In a paper published on Nov. 17 in the Science Translational Medicine journal, scientists studied specific ticks called “Ixodes scapulari” that carry a lyme-disease-causing bacteria called “Borrelia burgdorferi.” According to Gunjan Arora, one of the co-first authors of the paper and an associate research scientist at the Yale School of Medicine, lyme disease is the fastest-growing vector-borne illness in the United States, with close to half a million people affected every year. Currently, there are no commercially available vaccines for lyme disease. This novel vaccine is unique in that it targets the vector of transmission, the tick, rather than the actual pathogen itself.
“Lyme disease is the most common Tick–borne human illness in the United States, leaving an urgent need for either therapies or preventative strategies, such as a vaccine,” Jacqueline Mathias dos Santos, a co-first author on the paper and a postdoctoral associate at the School of Medicine, wrote in an email to the News. “Our vaccine is unique in that we don’t actually target the pathogen, we target the vector … instead. This strategy can work for Borrelia because it takes around 24 hours of tick feeding for the pathogen to be transmitted. This offers a unique opportunity to disrupt transmission. Additionally, by targeting the vector, we don’t expect this to drive resistance by the pathogen.”
Traditionally, vaccines are developed to target specific viruses or bacteria that can cause disease. However, this new lyme disease vaccine is designed to target tick salivary proteins, according to Matias dos Santos.
According to Matias dos Santos, when the tick bites an animal, it releases salivary proteins through the open wound. The mRNA vaccines are designed so that the immune system recognizes these proteins, sees them as an antigen and triggers a strong immune response at the site of the bite.

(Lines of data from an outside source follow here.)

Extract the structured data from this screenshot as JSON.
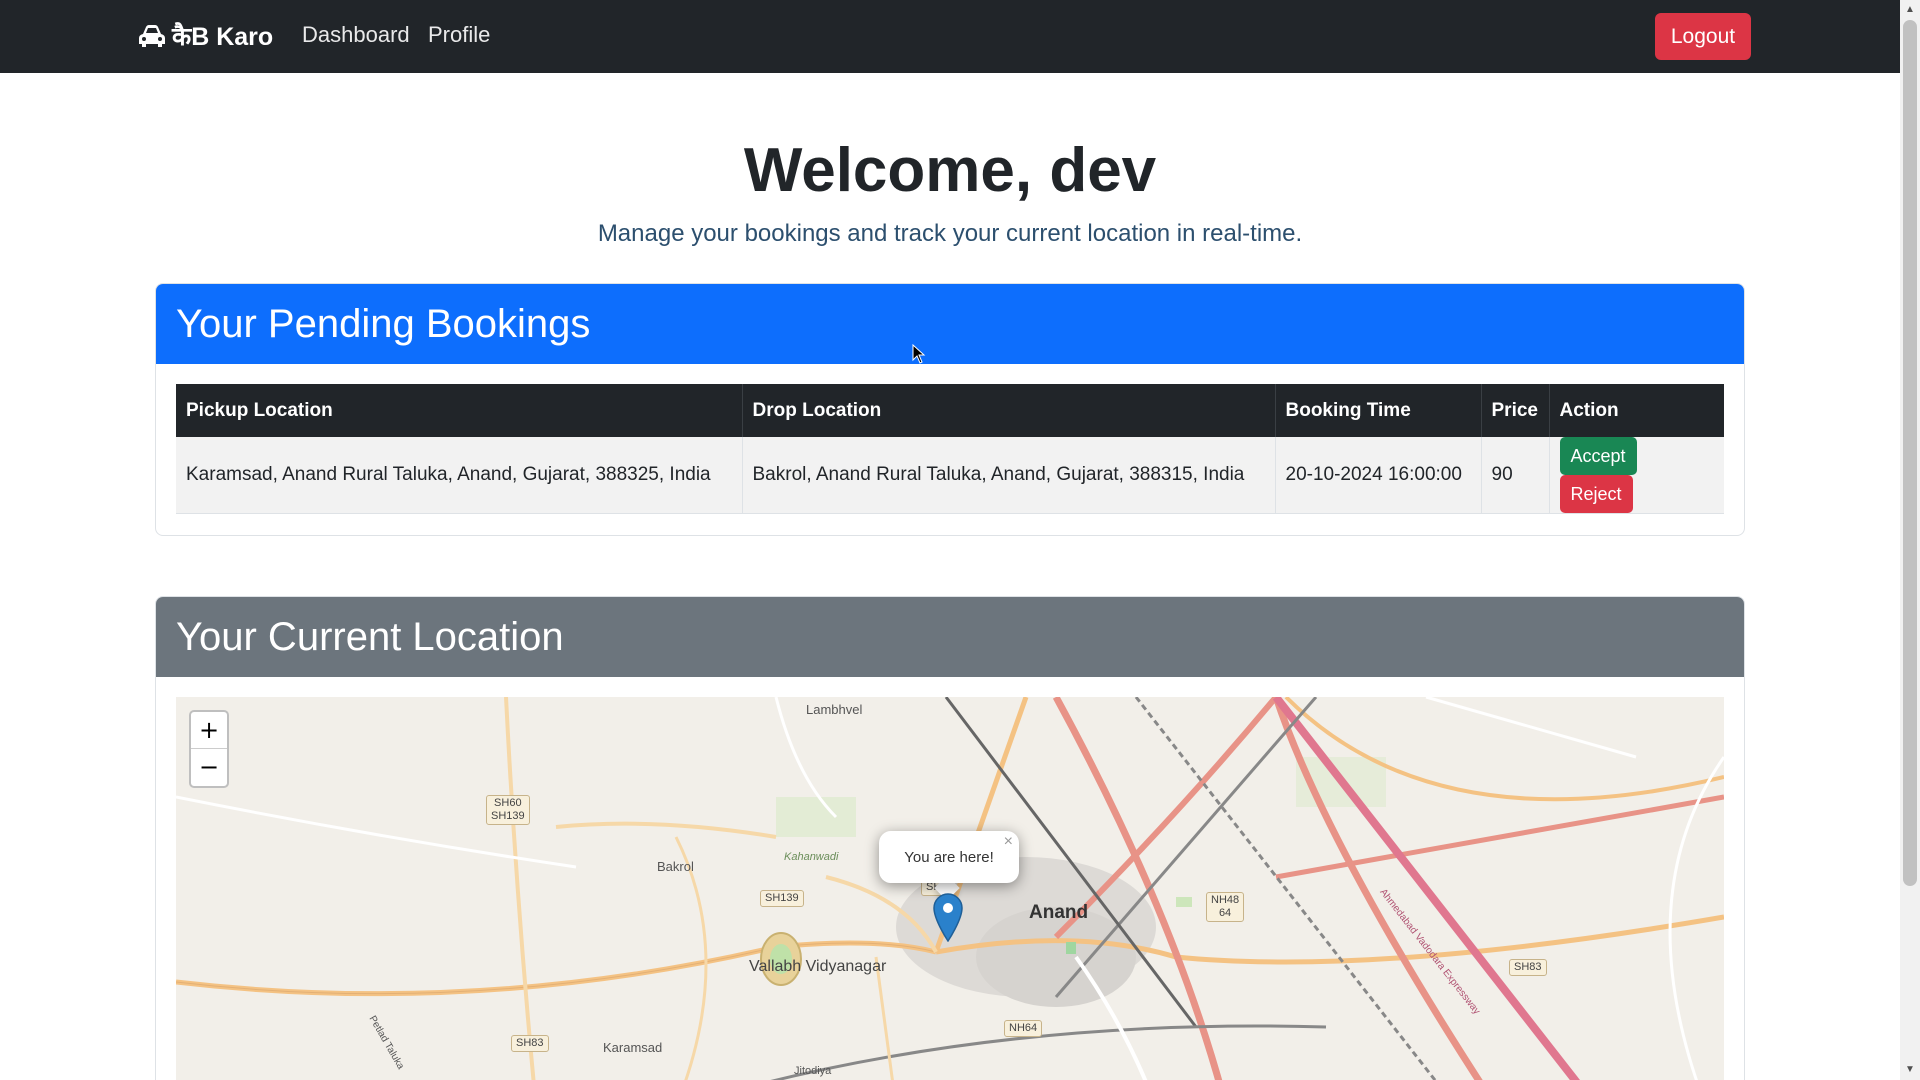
{
  "navbar": {
    "brand": "कैB Karo",
    "links": [
      "Dashboard",
      "Profile"
    ],
    "logout": "Logout"
  },
  "hero": {
    "title": "Welcome, dev",
    "subtitle": "Manage your bookings and track your current location in real-time."
  },
  "bookings": {
    "header": "Your Pending Bookings",
    "columns": [
      "Pickup Location",
      "Drop Location",
      "Booking Time",
      "Price",
      "Action"
    ],
    "rows": [
      {
        "pickup": "Karamsad, Anand Rural Taluka, Anand, Gujarat, 388325, India",
        "drop": "Bakrol, Anand Rural Taluka, Anand, Gujarat, 388315, India",
        "time": "20-10-2024 16:00:00",
        "price": "90",
        "accept_label": "Accept",
        "reject_label": "Reject"
      }
    ]
  },
  "location": {
    "header": "Your Current Location",
    "zoom_in": "+",
    "zoom_out": "−",
    "popup_text": "You are here!",
    "popup_close": "×",
    "map_labels": {
      "lambhvel": "Lambhvel",
      "bakrol": "Bakrol",
      "kaharvadi": "Kahanwadi",
      "vallabh": "Vallabh Vidyanagar",
      "anand": "Anand",
      "karamsad": "Karamsad",
      "jitodiya": "Jitodiya",
      "expressway": "Ahmedabad Vadodara Expressway",
      "taluka": "Petlad Taluka"
    },
    "road_badges": {
      "sh60": "SH60\nSH139",
      "sh139": "SH139",
      "sh83a": "SH83",
      "sh83b": "SH83",
      "nh48": "NH48\n64",
      "nh64": "NH64",
      "sh": "SH"
    }
  },
  "colors": {
    "navbar": "#212529",
    "primary": "#0d6efd",
    "secondary": "#6c757d",
    "danger": "#dc3545",
    "success": "#198754"
  }
}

“Ticks don’t feed well on vaccinated animals and fall off quickly,” Arora wrote. “The animals develop redness within 24 hours where the tick is feeding. This will give the opportunity for hosts to remove ticks before the pathogen is transmitted. The vaccine also provides partial protection from Lyme disease to the subject even if ticks are not removed.”
Ticks can be difficult to detect due to their small size. By eliciting an immune response at the site of the bite, hosts can more easily and quickly identify the bite and remove the tick before it has a chance to transmit the pathogen. Ticks need to stay attached for 24 hours in order to transmit the bacteria, according to Matias dos Santos. According to Matias dos Santos, their preliminary findings in vaccinated guinea pigs during the study showed that none of the animals that were bitten by infected ticks tested positive for the bacteria.
“[Vaccinated] Guinea pigs … developed erythema at the site of tick attachment, a feature of acquired tick resistance,” the paper states.
According to both Arora and Matias dos Santos, the technology behind this vaccine has been decades in the making. They both credited the project as a group effort led by Erol Fikrig’s laboratory at the Yale School of Medicine and Drew Weissman’s laboratory at the Perelman School of Medicine at the University of Pennsylvania.
Both researchers said that their vaccine, similarly to the COVID-19 mRNA vaccines, uses mRNA encapsulated in lipid nanoparticles. However, unlike the COVID-19 vaccines that target a single antigen — the spike protein on SARS-CoV-2 — the lyme disease vaccine targets 19 antigens — the different salivary proteins in tick bites.
“One of the differences that we can mention between the vaccines is that COVID-19 encodes a single viral glycoprotein called spike (S) of SARS-CoV-2, whereas our vaccine encod[es] 19 salivary proteins from I. scapularis,” Matias dos Santos wrote. “ It is noteworthy that tick saliva is a complex blend of several proteins that are dynamically expressed depending on tick feeding and resulting changes in host responses. We used 19 salivary proteins that have a spectrum of functions in tick feeding, interaction with the pathogen, or host responses, reflecting a portion of what is expressed in [a tick’s] salivary gland.”
The vaccine has been tested on guinea pigs but has not yet undergone clinical trials, according to Arora. Fikrig explained that the vaccine will need to undergo human trials in order to determine whether it is effective in humans.
Ticks are classified as arachnids and are closely related to spiders and scorpions.